[Items from a dataset]
=====

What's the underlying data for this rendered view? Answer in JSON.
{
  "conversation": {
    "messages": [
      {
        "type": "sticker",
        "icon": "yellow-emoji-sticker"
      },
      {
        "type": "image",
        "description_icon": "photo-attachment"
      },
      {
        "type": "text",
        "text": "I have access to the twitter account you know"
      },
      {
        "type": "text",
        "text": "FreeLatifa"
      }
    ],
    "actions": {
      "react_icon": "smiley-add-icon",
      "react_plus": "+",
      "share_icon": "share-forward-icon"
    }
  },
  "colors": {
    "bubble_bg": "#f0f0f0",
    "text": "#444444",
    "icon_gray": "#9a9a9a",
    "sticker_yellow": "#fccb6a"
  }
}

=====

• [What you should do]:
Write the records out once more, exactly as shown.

• [Solution]:
What's the underlying data for this rendered view? Answer in JSON.
{
  "conversation": {
    "messages": [
      {
        "type": "sticker",
        "icon": "yellow-emoji-sticker"
      },
      {
        "type": "image",
        "description_icon": "photo-attachment"
      },
      {
        "type": "text",
        "text": "I have access to the twitter account you know"
      },
      {
        "type": "text",
        "text": "FreeLatifa"
      }
    ],
    "actions": {
      "react_icon": "smiley-add-icon",
      "react_plus": "+",
      "share_icon": "share-forward-icon"
    }
  },
  "colors": {
    "bubble_bg": "#f0f0f0",
    "text": "#444444",
    "icon_gray": "#9a9a9a",
    "sticker_yellow": "#fccb6a"
  }
}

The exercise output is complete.